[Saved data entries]
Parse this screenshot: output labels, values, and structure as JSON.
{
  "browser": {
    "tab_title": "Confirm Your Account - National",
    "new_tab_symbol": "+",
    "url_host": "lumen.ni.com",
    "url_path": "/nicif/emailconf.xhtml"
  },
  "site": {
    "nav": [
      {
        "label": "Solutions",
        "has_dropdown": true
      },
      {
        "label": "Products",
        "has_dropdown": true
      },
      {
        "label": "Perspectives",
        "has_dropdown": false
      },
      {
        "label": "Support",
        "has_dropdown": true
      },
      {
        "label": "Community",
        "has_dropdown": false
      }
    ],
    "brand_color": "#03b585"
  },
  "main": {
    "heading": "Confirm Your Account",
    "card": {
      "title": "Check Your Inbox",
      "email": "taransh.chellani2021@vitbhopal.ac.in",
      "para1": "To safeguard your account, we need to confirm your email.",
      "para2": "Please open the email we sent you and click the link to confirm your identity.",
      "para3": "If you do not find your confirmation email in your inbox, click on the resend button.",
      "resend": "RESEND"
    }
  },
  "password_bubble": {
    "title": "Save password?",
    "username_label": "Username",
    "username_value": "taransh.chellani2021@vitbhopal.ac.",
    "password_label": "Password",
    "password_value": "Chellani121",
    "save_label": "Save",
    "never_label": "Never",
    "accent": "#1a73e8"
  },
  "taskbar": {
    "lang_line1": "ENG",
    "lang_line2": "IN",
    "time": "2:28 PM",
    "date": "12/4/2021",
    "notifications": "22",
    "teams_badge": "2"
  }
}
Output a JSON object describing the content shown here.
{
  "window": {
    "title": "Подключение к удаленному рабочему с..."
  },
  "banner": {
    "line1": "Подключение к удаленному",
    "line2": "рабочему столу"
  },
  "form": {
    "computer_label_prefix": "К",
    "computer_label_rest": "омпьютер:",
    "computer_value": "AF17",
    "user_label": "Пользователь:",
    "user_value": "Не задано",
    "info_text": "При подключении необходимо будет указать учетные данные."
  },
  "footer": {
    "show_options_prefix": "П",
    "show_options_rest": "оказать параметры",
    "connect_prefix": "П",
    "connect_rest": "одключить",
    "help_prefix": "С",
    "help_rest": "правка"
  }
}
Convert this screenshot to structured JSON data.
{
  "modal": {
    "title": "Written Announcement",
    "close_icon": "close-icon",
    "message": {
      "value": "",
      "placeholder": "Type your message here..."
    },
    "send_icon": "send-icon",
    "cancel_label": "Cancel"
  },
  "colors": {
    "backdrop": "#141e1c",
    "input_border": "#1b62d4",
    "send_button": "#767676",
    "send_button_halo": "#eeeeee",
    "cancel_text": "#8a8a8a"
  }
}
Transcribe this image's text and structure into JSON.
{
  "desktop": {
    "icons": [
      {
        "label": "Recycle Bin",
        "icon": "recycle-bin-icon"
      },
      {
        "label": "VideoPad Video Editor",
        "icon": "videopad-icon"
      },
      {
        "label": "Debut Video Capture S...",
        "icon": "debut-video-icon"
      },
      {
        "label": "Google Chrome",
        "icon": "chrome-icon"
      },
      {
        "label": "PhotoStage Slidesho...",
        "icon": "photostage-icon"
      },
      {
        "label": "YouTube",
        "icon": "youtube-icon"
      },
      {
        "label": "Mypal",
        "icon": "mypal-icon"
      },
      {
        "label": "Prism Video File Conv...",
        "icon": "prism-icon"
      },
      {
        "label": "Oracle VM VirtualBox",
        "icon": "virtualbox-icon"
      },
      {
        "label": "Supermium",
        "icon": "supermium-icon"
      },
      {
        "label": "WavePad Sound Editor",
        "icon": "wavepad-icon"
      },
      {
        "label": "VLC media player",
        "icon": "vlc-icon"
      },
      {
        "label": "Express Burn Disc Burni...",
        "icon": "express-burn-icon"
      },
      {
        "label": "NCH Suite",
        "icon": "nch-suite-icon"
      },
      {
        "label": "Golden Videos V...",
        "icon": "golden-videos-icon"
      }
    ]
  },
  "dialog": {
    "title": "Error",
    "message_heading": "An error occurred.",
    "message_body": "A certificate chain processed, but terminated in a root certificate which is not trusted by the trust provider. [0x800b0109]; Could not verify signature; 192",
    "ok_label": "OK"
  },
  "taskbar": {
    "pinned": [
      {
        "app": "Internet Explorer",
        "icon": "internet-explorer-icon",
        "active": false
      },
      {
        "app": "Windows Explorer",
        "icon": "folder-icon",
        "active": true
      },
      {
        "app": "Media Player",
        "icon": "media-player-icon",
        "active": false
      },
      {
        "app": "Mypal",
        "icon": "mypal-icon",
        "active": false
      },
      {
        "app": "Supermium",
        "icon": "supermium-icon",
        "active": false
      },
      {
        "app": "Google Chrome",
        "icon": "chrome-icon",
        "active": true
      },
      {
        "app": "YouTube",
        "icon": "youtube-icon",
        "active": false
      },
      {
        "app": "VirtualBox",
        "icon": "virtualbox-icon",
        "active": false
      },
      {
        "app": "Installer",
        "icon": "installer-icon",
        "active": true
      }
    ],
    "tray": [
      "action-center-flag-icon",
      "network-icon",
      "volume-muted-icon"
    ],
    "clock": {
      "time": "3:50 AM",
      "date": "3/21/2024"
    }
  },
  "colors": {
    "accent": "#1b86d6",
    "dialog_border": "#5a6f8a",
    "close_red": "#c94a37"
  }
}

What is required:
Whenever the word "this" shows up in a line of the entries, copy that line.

Expected output:
Parse this screenshot: output labels, values, and structure as JSON.
Convert this screenshot to structured JSON data.
Transcribe this image's text and structure into JSON.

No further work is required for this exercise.